One to Watch: Alix Gerniers
A star in midfield for the Red Panthers, Gerniers is an energetic and tireless player who creates and scores with regularity. The 26-year-old has made over 200 appearances for her country, being a key player in the Belgium team that claimed European silver in 2017. Scored four times in the 2019 edition of the FIH Hockey Pro League, more than any other player in her team.
Click here for Belgium’s roster.
No. 13 USA

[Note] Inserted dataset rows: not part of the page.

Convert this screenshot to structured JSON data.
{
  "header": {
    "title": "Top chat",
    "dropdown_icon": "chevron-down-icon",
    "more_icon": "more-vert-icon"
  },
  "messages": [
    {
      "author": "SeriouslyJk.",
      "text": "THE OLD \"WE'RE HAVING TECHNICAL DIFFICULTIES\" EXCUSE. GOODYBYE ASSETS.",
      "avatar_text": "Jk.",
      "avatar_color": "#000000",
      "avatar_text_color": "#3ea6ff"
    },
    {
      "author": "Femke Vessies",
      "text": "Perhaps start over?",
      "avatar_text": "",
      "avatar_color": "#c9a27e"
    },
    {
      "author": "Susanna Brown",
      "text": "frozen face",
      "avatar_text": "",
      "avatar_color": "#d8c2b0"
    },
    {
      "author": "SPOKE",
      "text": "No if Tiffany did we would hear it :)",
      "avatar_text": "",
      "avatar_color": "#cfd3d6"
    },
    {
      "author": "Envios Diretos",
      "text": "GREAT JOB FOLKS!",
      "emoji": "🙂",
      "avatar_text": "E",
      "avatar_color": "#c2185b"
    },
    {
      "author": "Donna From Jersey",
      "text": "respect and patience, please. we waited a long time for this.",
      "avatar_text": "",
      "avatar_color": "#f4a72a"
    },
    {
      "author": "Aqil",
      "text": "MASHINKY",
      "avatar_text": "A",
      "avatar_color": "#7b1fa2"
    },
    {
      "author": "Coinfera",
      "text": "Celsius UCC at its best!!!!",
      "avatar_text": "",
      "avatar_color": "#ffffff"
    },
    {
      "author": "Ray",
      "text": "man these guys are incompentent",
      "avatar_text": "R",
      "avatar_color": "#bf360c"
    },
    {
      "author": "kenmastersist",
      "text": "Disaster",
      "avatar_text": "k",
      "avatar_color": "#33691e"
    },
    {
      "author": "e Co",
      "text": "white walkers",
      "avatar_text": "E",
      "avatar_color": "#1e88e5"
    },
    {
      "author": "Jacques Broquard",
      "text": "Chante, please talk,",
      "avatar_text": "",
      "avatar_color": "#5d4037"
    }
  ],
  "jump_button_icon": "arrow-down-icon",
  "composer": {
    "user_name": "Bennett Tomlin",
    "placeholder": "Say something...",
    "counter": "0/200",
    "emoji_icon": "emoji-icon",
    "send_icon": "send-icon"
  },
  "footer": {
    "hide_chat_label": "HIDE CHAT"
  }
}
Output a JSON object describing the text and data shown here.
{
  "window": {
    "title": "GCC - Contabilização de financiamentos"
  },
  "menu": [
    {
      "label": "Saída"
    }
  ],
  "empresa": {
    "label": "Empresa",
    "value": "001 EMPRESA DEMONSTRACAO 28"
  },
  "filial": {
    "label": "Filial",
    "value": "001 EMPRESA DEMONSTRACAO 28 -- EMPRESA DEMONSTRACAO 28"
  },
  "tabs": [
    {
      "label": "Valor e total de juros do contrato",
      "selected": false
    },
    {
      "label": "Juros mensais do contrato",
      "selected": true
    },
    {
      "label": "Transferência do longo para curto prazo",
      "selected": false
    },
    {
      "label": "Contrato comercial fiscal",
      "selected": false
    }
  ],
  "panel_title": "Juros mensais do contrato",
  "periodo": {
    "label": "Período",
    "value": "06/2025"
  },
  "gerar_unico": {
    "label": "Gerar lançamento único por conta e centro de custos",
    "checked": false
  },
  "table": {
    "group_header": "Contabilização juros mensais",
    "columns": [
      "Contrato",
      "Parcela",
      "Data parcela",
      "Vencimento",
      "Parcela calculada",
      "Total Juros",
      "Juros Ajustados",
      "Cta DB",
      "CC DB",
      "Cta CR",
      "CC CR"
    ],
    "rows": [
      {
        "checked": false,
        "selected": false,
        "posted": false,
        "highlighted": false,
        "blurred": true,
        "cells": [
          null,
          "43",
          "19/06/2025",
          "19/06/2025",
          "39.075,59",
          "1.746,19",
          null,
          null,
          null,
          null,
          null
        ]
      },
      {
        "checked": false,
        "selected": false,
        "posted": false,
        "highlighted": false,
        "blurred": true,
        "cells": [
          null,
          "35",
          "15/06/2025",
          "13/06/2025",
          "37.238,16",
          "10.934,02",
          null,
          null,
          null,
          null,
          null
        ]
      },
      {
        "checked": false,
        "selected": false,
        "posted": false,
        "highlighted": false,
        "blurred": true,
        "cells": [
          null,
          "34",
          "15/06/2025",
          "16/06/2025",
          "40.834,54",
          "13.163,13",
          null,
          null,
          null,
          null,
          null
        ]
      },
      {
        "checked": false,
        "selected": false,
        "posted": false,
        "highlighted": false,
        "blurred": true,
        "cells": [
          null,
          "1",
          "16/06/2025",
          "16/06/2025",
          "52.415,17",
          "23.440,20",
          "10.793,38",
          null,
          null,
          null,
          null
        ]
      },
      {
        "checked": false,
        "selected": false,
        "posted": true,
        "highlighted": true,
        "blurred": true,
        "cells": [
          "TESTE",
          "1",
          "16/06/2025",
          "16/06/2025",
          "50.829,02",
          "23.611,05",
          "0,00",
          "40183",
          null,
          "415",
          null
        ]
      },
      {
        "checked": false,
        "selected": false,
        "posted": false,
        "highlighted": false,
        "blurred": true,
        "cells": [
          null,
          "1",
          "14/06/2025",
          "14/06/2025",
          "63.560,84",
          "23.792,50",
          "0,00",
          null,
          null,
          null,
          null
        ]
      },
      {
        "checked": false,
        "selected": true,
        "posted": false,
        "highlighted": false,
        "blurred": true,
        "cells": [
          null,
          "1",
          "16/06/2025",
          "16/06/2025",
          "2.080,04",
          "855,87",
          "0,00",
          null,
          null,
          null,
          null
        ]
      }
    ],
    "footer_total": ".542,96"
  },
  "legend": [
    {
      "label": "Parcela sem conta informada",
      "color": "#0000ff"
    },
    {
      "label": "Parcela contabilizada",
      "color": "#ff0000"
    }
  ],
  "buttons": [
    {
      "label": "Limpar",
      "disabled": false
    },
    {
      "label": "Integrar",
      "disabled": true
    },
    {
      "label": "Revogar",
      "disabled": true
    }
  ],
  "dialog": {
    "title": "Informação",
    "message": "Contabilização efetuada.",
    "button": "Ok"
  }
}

By their own very high standards, USA endured a fairly difficult 2019. Their FIH Hockey Pro League campaign started in positive fashion, claiming a 2-2 away draw against Pan American rivals Argentina before missing out on the bonus point by losing the shootout. From that point onward the young Americans found points hard to come by in the inaugural season, amassing just seven in 16 matches to finish bottom of the standings in ninth position. A bronze medal at the Pan American Games in Lima was a positive sign, but the failure to defend the consecutive titles won in 2011 and 2015 meant that hopes of reaching the Tokyo 2020 Olympic Games now rested solely on the FIH Hockey Olympic Qualifier, where they faced a daunting away match against India in Bhubaneswar. A 5-1 first leg defeat against the hosts appeared to have ended USA’s Olympic dream, but a remarkable four goal burst in the first half of the second leg leveled the aggregate score at 5-5, with Amanda Magadan (2), captain Kathleen Sharkey and Alyssa Parker all on target. However, there was to be a sting in the tail, with India captain Rani breaking American hearts with a fourth quarter strike to give the home favorites the ticket to Tokyo.

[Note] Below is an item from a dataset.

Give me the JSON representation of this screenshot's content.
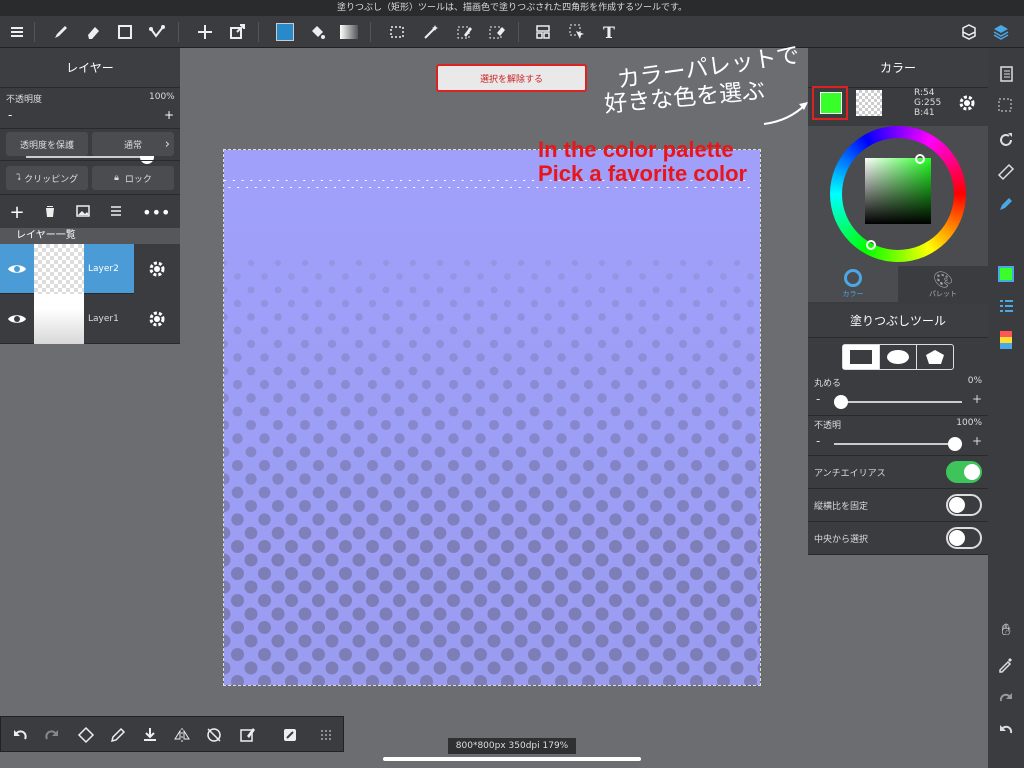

It was recently announced that former Dutch international Janneke Schopman, who guided the team to a hugely impressive fifth place as an assistant coach at the Rio 2016 Olympic Games, had left her position as USA’s head coach. However, her unwavering commitment to give young players the chance to shine on the international stage - 14 players who competed in the inaugural FIH Hockey Pro League were aged between 17 and 22 - may well benefit the USA international team for many years to come. In January 2020, USA Field Hockey named former defender Caroline Nelson-Nicols - who earned 165 caps between 2007 and 2014, competing at the Beijing 2008 and London 2012 Olympic Games - as the new women's head coach.

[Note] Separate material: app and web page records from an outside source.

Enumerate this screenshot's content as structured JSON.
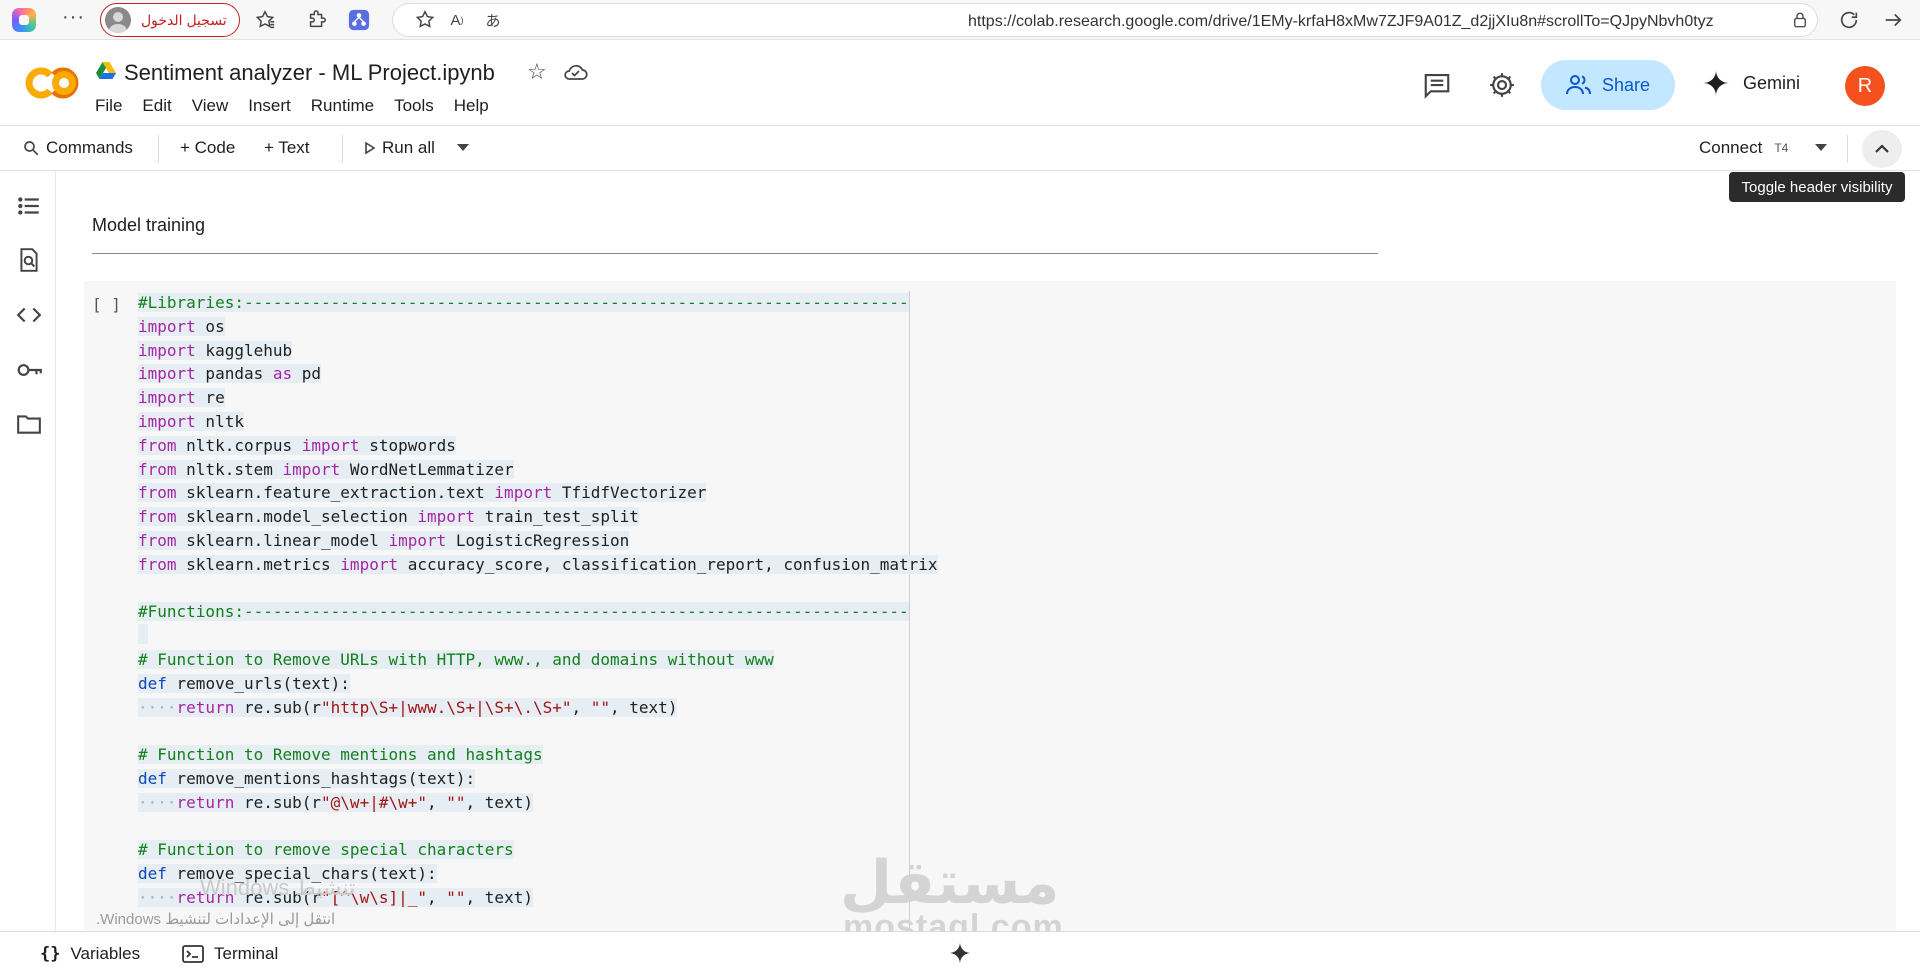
{
  "browser": {
    "signin_label": "تسجيل الدخول",
    "url": "https://colab.research.google.com/drive/1EMy-krfaH8xMw7ZJF9A01Z_d2jjXIu8n#scrollTo=QJpyNbvh0tyz",
    "more_label": "···"
  },
  "header": {
    "title": "Sentiment analyzer - ML Project.ipynb",
    "menu": [
      "File",
      "Edit",
      "View",
      "Insert",
      "Runtime",
      "Tools",
      "Help"
    ],
    "share_label": "Share",
    "gemini_label": "Gemini",
    "avatar_letter": "R"
  },
  "toolbar": {
    "commands_label": "Commands",
    "code_label": "+ Code",
    "text_label": "+ Text",
    "run_all_label": "Run all",
    "connect_label": "Connect",
    "runtime_type": "T4",
    "tooltip": "Toggle header visibility"
  },
  "notebook": {
    "section_title": "Model training",
    "cell_bracket": "[ ]"
  },
  "code_lines": [
    [
      [
        "cm",
        "#Libraries:---------------------------------------------------------------------"
      ]
    ],
    [
      [
        "kw",
        "import"
      ],
      [
        "tx",
        " os"
      ]
    ],
    [
      [
        "kw",
        "import"
      ],
      [
        "tx",
        " kagglehub"
      ]
    ],
    [
      [
        "kw",
        "import"
      ],
      [
        "tx",
        " pandas "
      ],
      [
        "kw",
        "as"
      ],
      [
        "tx",
        " pd"
      ]
    ],
    [
      [
        "kw",
        "import"
      ],
      [
        "tx",
        " re"
      ]
    ],
    [
      [
        "kw",
        "import"
      ],
      [
        "tx",
        " nltk"
      ]
    ],
    [
      [
        "kw",
        "from"
      ],
      [
        "tx",
        " nltk.corpus "
      ],
      [
        "kw",
        "import"
      ],
      [
        "tx",
        " stopwords"
      ]
    ],
    [
      [
        "kw",
        "from"
      ],
      [
        "tx",
        " nltk.stem "
      ],
      [
        "kw",
        "import"
      ],
      [
        "tx",
        " WordNetLemmatizer"
      ]
    ],
    [
      [
        "kw",
        "from"
      ],
      [
        "tx",
        " sklearn.feature_extraction.text "
      ],
      [
        "kw",
        "import"
      ],
      [
        "tx",
        " TfidfVectorizer"
      ]
    ],
    [
      [
        "kw",
        "from"
      ],
      [
        "tx",
        " sklearn.model_selection "
      ],
      [
        "kw",
        "import"
      ],
      [
        "tx",
        " train_test_split"
      ]
    ],
    [
      [
        "kw",
        "from"
      ],
      [
        "tx",
        " sklearn.linear_model "
      ],
      [
        "kw",
        "import"
      ],
      [
        "tx",
        " LogisticRegression"
      ]
    ],
    [
      [
        "kw",
        "from"
      ],
      [
        "tx",
        " sklearn.metrics "
      ],
      [
        "kw",
        "import"
      ],
      [
        "tx",
        " accuracy_score, classification_report, confusion_matrix"
      ]
    ],
    [],
    [
      [
        "cm",
        "#Functions:---------------------------------------------------------------------"
      ]
    ],
    [
      [
        "blank",
        ""
      ]
    ],
    [
      [
        "cm",
        "# Function to Remove URLs with HTTP, www., and domains without www"
      ]
    ],
    [
      [
        "df",
        "def"
      ],
      [
        "tx",
        " remove_urls(text):"
      ]
    ],
    [
      [
        "dt",
        "····"
      ],
      [
        "kw",
        "return"
      ],
      [
        "tx",
        " re.sub(r"
      ],
      [
        "st",
        "\"http\\S+|www.\\S+|\\S+\\.\\S+\""
      ],
      [
        "tx",
        ", "
      ],
      [
        "st",
        "\"\""
      ],
      [
        "tx",
        ", text)"
      ]
    ],
    [],
    [
      [
        "cm",
        "# Function to Remove mentions and hashtags"
      ]
    ],
    [
      [
        "df",
        "def"
      ],
      [
        "tx",
        " remove_mentions_hashtags(text):"
      ]
    ],
    [
      [
        "dt",
        "····"
      ],
      [
        "kw",
        "return"
      ],
      [
        "tx",
        " re.sub(r"
      ],
      [
        "st",
        "\"@\\w+|#\\w+\""
      ],
      [
        "tx",
        ", "
      ],
      [
        "st",
        "\"\""
      ],
      [
        "tx",
        ", text)"
      ]
    ],
    [],
    [
      [
        "cm",
        "# Function to remove special characters"
      ]
    ],
    [
      [
        "df",
        "def"
      ],
      [
        "tx",
        " remove_special_chars(text):"
      ]
    ],
    [
      [
        "dt",
        "····"
      ],
      [
        "kw",
        "return"
      ],
      [
        "tx",
        " re.sub(r"
      ],
      [
        "st",
        "\"[^\\w\\s]|_\""
      ],
      [
        "tx",
        ", "
      ],
      [
        "st",
        "\"\""
      ],
      [
        "tx",
        ", text)"
      ]
    ]
  ],
  "watermarks": {
    "windows_line1": "Windows تنشيط",
    "windows_line2": "انتقل إلى الإعدادات لتنشيط Windows.",
    "site_arabic": "مستقل",
    "site_latin": "mostaql.com"
  },
  "bottombar": {
    "variables_label": "Variables",
    "terminal_label": "Terminal"
  },
  "colors": {
    "share_bg": "#c2e7ff",
    "share_text": "#0b57d0",
    "avatar_bg": "#f4511e",
    "keyword": "#a626a4",
    "comment": "#12811c",
    "string": "#a31515",
    "def": "#0b47b8"
  }
}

One to Watch: Amanda Magadan
A member of USA’s senior squad since 2017, Magadan has been able to performance when it matters. Point in take when competing at the FIH Hockey Olympic Qualifier, she produced two superb goals. Her go-getter demeanor and skill gives her the burst of speed she needs down the sideline as a midfielder.
Click here for USA’s roster.